Ruth Affo
March 2021
Student Nurse
Rowan Ward
Northampton General Hospital NHS Trust
United Kingdom




I talked the lady through what was going on while Ruth was present. She offered empathy in her silence, she genuinely cared for this lady.
One weekend I was involved in the care of a man in his 80’s who died of COVID. His wife was also a patient in NGH, and the couple’s family could not visit to tell the lady that her husband of approximately 60 years, had died, due to shielding. The lady was also in the early stages of dementia. I visited to tell the lady who was being looked after by Ruth, a student nurse in her final placement. Ruth and her colleagues knew what I was about to tell the lady and we tried to get her away from her bed space in a bay to give us some privacy.

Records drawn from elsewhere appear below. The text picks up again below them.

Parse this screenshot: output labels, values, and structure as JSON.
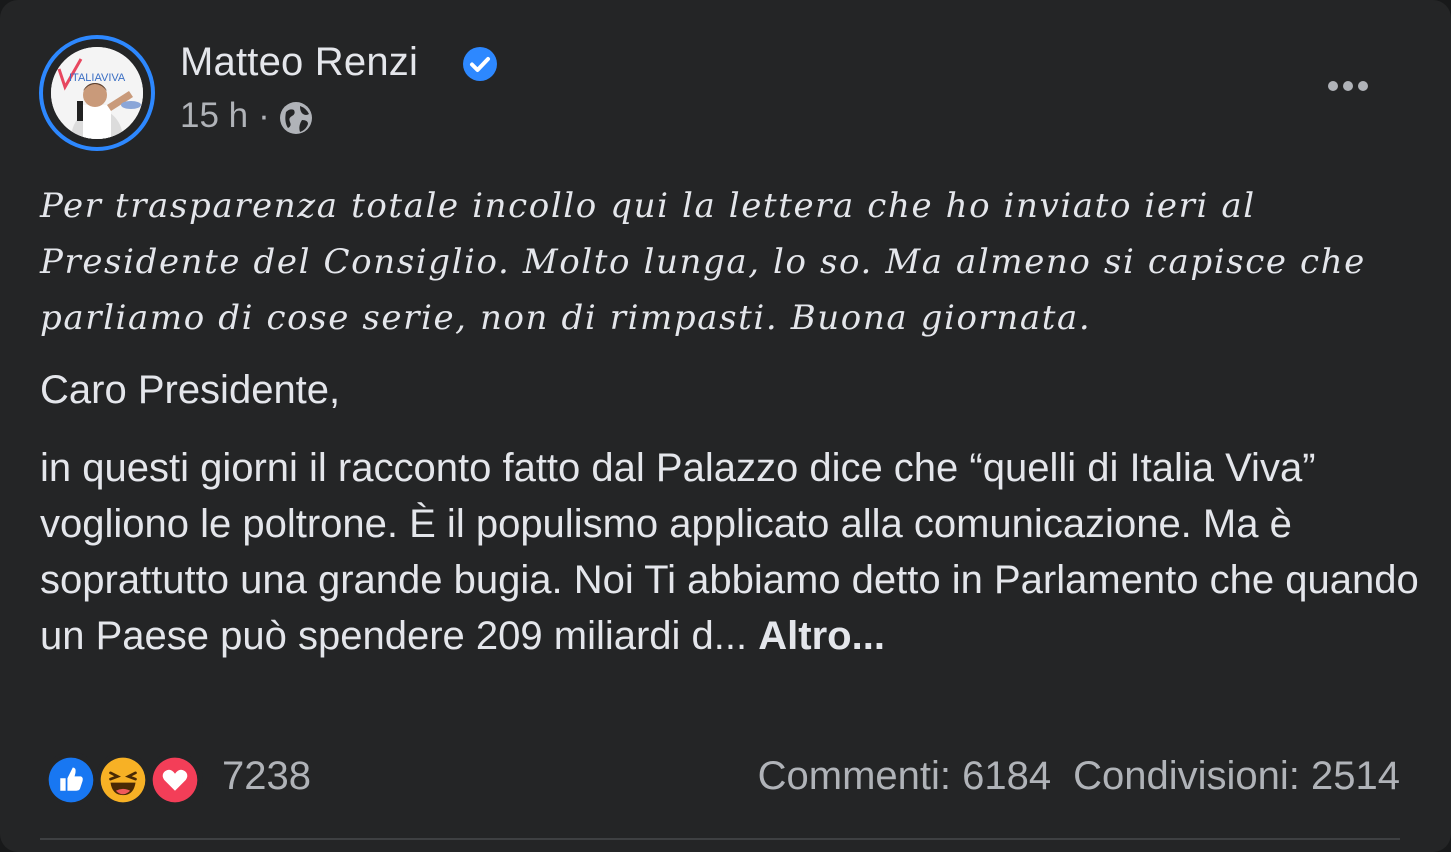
{
  "post": {
    "author": "Matteo Renzi",
    "verified": true,
    "timestamp": "15 h",
    "separator": "·",
    "audience_icon": "globe-icon",
    "intro": "Per trasparenza totale incollo qui la lettera che ho inviato ieri al Presidente del Consiglio. Molto lunga, lo so. Ma almeno si capisce che parliamo di cose serie, non di rimpasti. Buona giornata.",
    "greeting": "Caro Presidente,",
    "body": "in questi giorni il racconto fatto dal Palazzo dice che “quelli di Italia Viva” vogliono le poltrone. È il populismo applicato alla comunicazione. Ma è soprattutto una grande bugia. Noi Ti abbiamo detto in Parlamento che quando un Paese può spendere 209 miliardi d...",
    "see_more": "Altro...",
    "avatar_logo_text": "ITALIAVIVA"
  },
  "reactions": {
    "types": [
      "like",
      "haha",
      "love"
    ],
    "count": "7238"
  },
  "stats": {
    "comments": "Commenti: 6184",
    "shares": "Condivisioni: 2514"
  },
  "colors": {
    "background": "#242526",
    "text_primary": "#e4e6eb",
    "text_secondary": "#b0b3b8",
    "accent_blue": "#2d88ff",
    "like": "#1877f2",
    "haha": "#f7b125",
    "love": "#f33e58"
  }
}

However, the lady clearly sensed that we were going to tell her some bad news and was beginning to get distressed and I, therefore, had to tell her in the bay, with the curtains pulled around her bed space. This nomination is not for anything that Ruth said, she didn’t need to say anything because as an experienced palliative care nurse I was “happy” to be the news giver. It is for what she didn’t say.

Understandably, when I told the lady that her husband had died, she sobbed, as did Ruth and I. I was knelt in front of the lady holding her hands and Ruth sat next to her on the bed, holding her as she cried. This was an incredibly emotional time, and Ruth had the humanity and the sense not to try and fill the silence. We let the lady cry. Ruth held her and helped her feel safe. We were then able to facilitate taking the lady to see her husband on the ward that he died on.

Once again, Ruth didn’t need to say anything. I talked the lady through what was going on while Ruth was present. She offered empathy in her silence, she genuinely cared for this lady. Once the lady felt that she could say goodbye to her husband, we took her back to the ward with Ruth pushing the wheelchair and me holding the lady’s hand. Once again, Ruth did not try and fill the silence. Silence is such a powerful communication skill, but often people try and fill it with needless chit-chat. At this point, the lady needed time in her head to think about what was going on.

When I eventually left the ward and the lady in the care of Ruth and her colleagues, I knew that this compassionate care would continue. I knew that the lady would be continued to be cared for and supported. Having these necessary but very difficult conversations are never easy, but I was glad that Ruth was there to support the lady in such a kind and empathic way. The skills she demonstrated may seem simple, but I know that many people would have either avoided being involved in such an emotive situation or ruined it by filling the silence by feeling the need to talk. Effective communication, including the use of silence and empathy, whilst demonstrating compassion and kindness, is a skill that Ruth demonstrated perfectly, and it will make a lasting difference to the lady’s grief. Thank you, Ruth.